Then there comes the synergies as when certain resources are placed next to other certain resources they will get a bonus to resource generation which becomes key later on when you’re trying to reach the high amounts of food required to achieve the next development. This is where the complexity of Reus really starts to come through as the tech trees that drive all of this are horrendously complicated, to the point where after the amount of time I’ve spent with it I still don’t know anything past the second tier. The wiki can help you with this of course but that will mean a lot of pausing to figure out what the ultimate resource combo is in order to create the resources you require. Indeed this is what I ended up doing towards the end as otherwise I found myself replacing resources far too often, wasting precious time.

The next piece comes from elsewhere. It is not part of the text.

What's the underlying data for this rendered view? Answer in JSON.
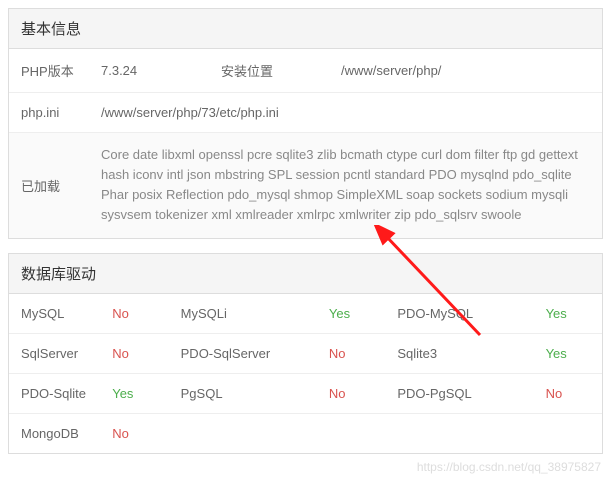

At first I simply tried to meet the various resource goals of my towns so that they’d complete their projects. However I found later, more advanced projects seemed to require more space than I had access to which frustrated me. However this was an artifact of the way I was playing as you can’t just have 1 town of each type and get very far in the game because you just won’t be able to generate the required number of ambassadors to unlock the upgrades you need. Indeed the best tactic I found so far was to have 2 of each and whilst this does make the micro management of these economies a little insane it is the fastest way to get the upgrades you need which then allows you to get more upgrades with the more advanced projects. If there was one piece of advice I would give to anyone looking to play this it would be to go straight for the Tier 2 resources on all your giants first as once you have that the rest of the game becomes quite a bit easier.

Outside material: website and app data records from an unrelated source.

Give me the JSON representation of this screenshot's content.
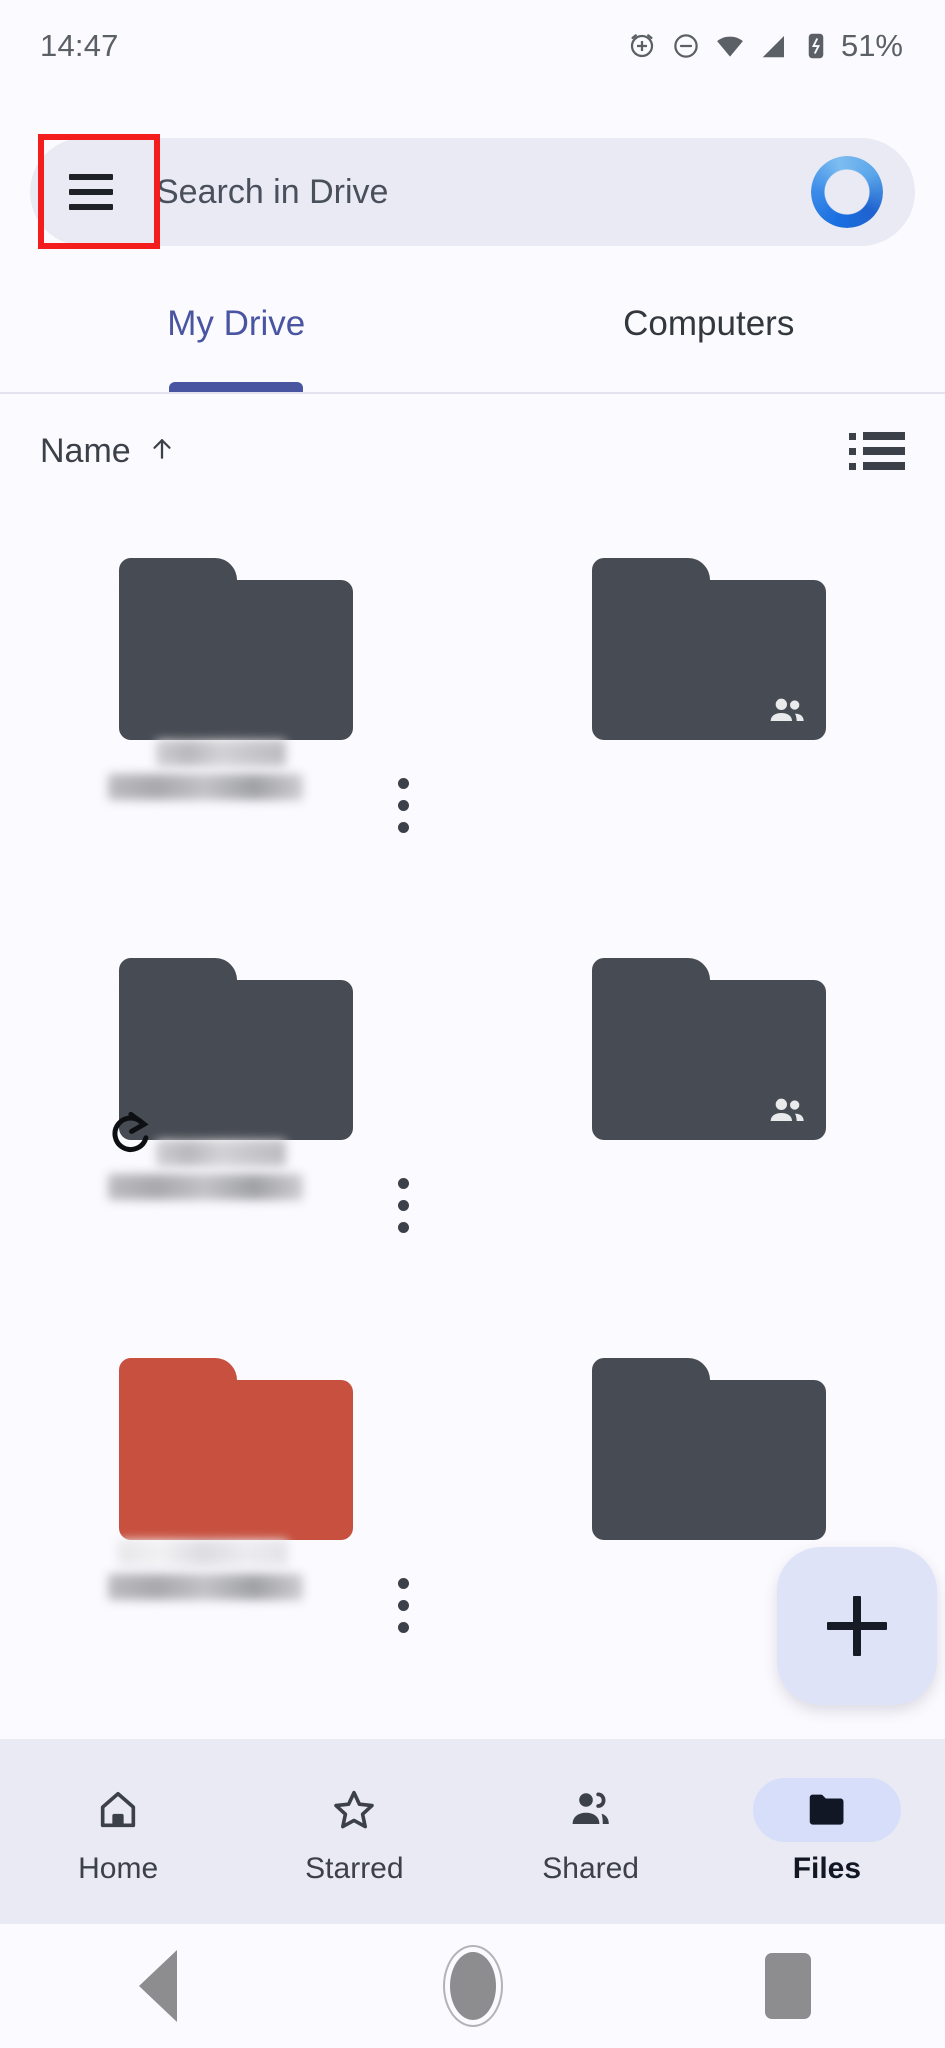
{
  "status_bar": {
    "time": "14:47",
    "battery": "51%",
    "icons": [
      "alarm-add-icon",
      "do-not-disturb-icon",
      "wifi-icon",
      "cellular-signal-icon",
      "battery-charging-icon"
    ]
  },
  "search": {
    "menu_icon": "hamburger-menu-icon",
    "placeholder": "Search in Drive",
    "avatar": "account-avatar-ring",
    "highlight_color": "#f41d1d"
  },
  "tabs": [
    {
      "label": "My Drive",
      "active": true
    },
    {
      "label": "Computers",
      "active": false
    }
  ],
  "sort": {
    "label": "Name",
    "direction_icon": "arrow-up-icon",
    "view_toggle_icon": "list-view-icon"
  },
  "grid": {
    "items": [
      {
        "id": 1,
        "type": "folder",
        "color": "#474b53",
        "name": "",
        "shared": false,
        "synced": false,
        "side": "left"
      },
      {
        "id": 2,
        "type": "folder",
        "color": "#474b53",
        "name": "",
        "shared": true,
        "synced": false,
        "side": "right"
      },
      {
        "id": 3,
        "type": "folder",
        "color": "#474b53",
        "name": "",
        "shared": false,
        "synced": true,
        "side": "left"
      },
      {
        "id": 4,
        "type": "folder",
        "color": "#474b53",
        "name": "",
        "shared": true,
        "synced": false,
        "side": "right"
      },
      {
        "id": 5,
        "type": "folder",
        "color": "#c8503e",
        "name": "",
        "shared": false,
        "synced": false,
        "side": "left"
      },
      {
        "id": 6,
        "type": "folder",
        "color": "#474b53",
        "name": "",
        "shared": false,
        "synced": false,
        "side": "right"
      }
    ],
    "overflow_icon": "more-vert-icon"
  },
  "fab": {
    "icon": "plus-icon",
    "background": "#dfe3f7"
  },
  "bottom_nav": [
    {
      "label": "Home",
      "icon": "home-icon",
      "active": false
    },
    {
      "label": "Starred",
      "icon": "star-outline-icon",
      "active": false
    },
    {
      "label": "Shared",
      "icon": "people-icon",
      "active": false
    },
    {
      "label": "Files",
      "icon": "folder-icon",
      "active": true
    }
  ],
  "android_nav": [
    {
      "name": "back-button",
      "icon": "triangle-back-icon"
    },
    {
      "name": "home-button",
      "icon": "circle-home-icon"
    },
    {
      "name": "recents-button",
      "icon": "square-recents-icon"
    }
  ]
}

Reus is for the most part glitch free although I did have one incident where my forest giant got stuck doing something on a mountain and just refused to move. I could move all my other giants however so there was something weird going on. Saving and reloading fixed the bug however which I was quite thankful for given I was 51 minutes into a 60 minute game. Apart from that the only other gripe I have is that when your giants are close to each other sometimes it can be a little hard to select them by clicking on them as Reus has a tendency to keep the one you have selected rather than switching over. This can be worked around by using the portraits instead but I guess the habit of clicking directly on things is just ingrained in me from all my RTS gaming.
I’ll be honest and say that I didn’t get Reus at first as the mechanics, whilst simple enough to begin with, rapidly evolved into something much more complicated than I had first expected. However after experimenting around with different builds I finally figured out the resource tiers and some of the more rudimentary synergies and suddenly everything clicked, allowing me to complete project after project without the struggles I had before. Whilst it hasn’t drawn me in enough to want to slog through the 123 achievements it has it’s still a great game to pass some time and one that rewards players who dive deep into its mechanics to find the ultimate resource combinations.
Reus is available on PC right now for $9.99. Total game time was approximately 6 hours with 39% of the achievements unlocked.